One of our biggest drives though has been to empower students to study independently outside of the lesson time. This, in particular, has been important for boys. Our improvement in results this year, specifically with the boys, is a testament to the success of this strategy, but there is still plenty of work to do here. The boys are still behind the girls when it comes to the higher end grades, and I believe that this is because the girls are that bit more committed to the independent study on a regular basis over a sustained period. The numbers attending our study room after College during the course of the year bear witness to this fact. This September, therefore, will see all staff across the board hit the ground running with regards to getting the boys into the habit of studying after College hours and making that study/revision as accessible as possible to them. (We will of course probably continue to use food as bait in this matter as well!). We also need to work on the skill with which our students write, specifically for opinion or argument. A lack of confidence in this area holds some of our students, mainly boys, back from achieving the good pass, rather than just the standard pass.
For our new Year 11 students we are in a position this year where they have already taken sat one of their option subjects and got the results.

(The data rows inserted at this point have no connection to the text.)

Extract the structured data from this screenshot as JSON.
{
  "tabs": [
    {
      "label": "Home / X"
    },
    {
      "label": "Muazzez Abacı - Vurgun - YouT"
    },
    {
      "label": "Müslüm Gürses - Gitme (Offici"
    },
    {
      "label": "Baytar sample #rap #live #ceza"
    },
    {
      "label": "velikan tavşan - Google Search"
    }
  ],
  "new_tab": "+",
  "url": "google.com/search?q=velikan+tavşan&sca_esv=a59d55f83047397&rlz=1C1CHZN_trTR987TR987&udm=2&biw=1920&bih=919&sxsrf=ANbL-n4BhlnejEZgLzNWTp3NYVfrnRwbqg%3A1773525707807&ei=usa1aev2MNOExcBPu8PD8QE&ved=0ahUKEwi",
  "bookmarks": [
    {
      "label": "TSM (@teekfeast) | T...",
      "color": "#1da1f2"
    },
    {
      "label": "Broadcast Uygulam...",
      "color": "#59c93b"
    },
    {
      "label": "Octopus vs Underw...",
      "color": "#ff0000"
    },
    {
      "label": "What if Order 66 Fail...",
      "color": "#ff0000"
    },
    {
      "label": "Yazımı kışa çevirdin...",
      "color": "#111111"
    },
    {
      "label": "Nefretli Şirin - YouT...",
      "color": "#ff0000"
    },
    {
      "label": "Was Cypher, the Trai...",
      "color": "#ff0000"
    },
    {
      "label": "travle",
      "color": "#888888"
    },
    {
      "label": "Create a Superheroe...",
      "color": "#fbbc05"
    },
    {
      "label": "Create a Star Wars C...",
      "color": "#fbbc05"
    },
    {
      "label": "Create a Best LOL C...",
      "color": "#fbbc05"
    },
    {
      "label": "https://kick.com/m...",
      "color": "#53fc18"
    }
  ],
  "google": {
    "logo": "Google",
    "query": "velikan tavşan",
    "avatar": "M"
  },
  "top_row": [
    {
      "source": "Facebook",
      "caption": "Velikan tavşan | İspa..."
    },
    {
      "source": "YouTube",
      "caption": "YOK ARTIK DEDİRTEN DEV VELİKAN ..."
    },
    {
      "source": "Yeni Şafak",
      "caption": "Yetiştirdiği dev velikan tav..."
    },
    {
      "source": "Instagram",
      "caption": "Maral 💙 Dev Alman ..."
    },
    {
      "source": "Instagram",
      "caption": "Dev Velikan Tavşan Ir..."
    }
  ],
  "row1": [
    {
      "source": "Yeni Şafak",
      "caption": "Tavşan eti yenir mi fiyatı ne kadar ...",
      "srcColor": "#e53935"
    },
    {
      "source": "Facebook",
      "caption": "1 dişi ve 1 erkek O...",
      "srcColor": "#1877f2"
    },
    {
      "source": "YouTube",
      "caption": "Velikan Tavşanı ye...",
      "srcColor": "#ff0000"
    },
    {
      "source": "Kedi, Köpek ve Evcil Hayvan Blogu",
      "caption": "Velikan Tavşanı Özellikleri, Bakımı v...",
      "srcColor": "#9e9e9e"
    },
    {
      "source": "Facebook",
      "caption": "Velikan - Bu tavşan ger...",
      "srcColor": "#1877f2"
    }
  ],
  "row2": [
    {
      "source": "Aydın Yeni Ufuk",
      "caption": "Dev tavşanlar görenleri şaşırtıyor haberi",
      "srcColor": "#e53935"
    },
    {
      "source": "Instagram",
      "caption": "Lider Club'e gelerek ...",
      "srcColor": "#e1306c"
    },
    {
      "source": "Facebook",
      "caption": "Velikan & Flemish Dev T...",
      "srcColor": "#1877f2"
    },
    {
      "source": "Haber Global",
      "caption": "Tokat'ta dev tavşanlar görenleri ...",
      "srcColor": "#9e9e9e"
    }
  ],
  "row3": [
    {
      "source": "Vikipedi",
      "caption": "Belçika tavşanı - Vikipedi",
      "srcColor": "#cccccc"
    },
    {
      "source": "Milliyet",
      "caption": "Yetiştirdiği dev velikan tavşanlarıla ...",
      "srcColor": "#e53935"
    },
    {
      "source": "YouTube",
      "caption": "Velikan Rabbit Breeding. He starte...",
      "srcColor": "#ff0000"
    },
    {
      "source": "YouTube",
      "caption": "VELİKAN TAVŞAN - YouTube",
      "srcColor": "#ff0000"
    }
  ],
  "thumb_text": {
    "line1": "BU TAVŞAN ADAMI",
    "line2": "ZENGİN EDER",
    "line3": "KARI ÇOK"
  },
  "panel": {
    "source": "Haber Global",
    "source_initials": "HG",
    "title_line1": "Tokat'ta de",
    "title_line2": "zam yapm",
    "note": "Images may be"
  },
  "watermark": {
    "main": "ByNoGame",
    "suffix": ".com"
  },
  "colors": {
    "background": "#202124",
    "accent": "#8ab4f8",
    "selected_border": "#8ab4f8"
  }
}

I am delighted with the performance of the early entry subjects, particularly the academic subjects. I also believe that this gives our Year 11 a couple of real advantages now that they need to capitalise on. Firstly, they have one less subject to have to study for this year, and that means more time on the curriculum for other options subjects, English, and maths. Secondly, they have had a taste of what the GCSE exams are like, and so have a very clear understanding of the amount of work that is required to be successful in the exams next May and June. I hope that this results in a significant committed drive from the outset from the students (and yes the boys in particular), to study independently and ensure the best possible preparation, as so many of them now know how successful they can be!
So, as the College prepares for the start of the new academic year, against a background of grave political uncertainty and upheaval, which never does education any good, I can say at least that our direction and purpose is clear. Enrichment; stretch and challenge through subjects; independent study and the quality of writing are our clear foci, and as a staff, through this focus, we are absolutely ready to deliver another outstanding year to the students of the College.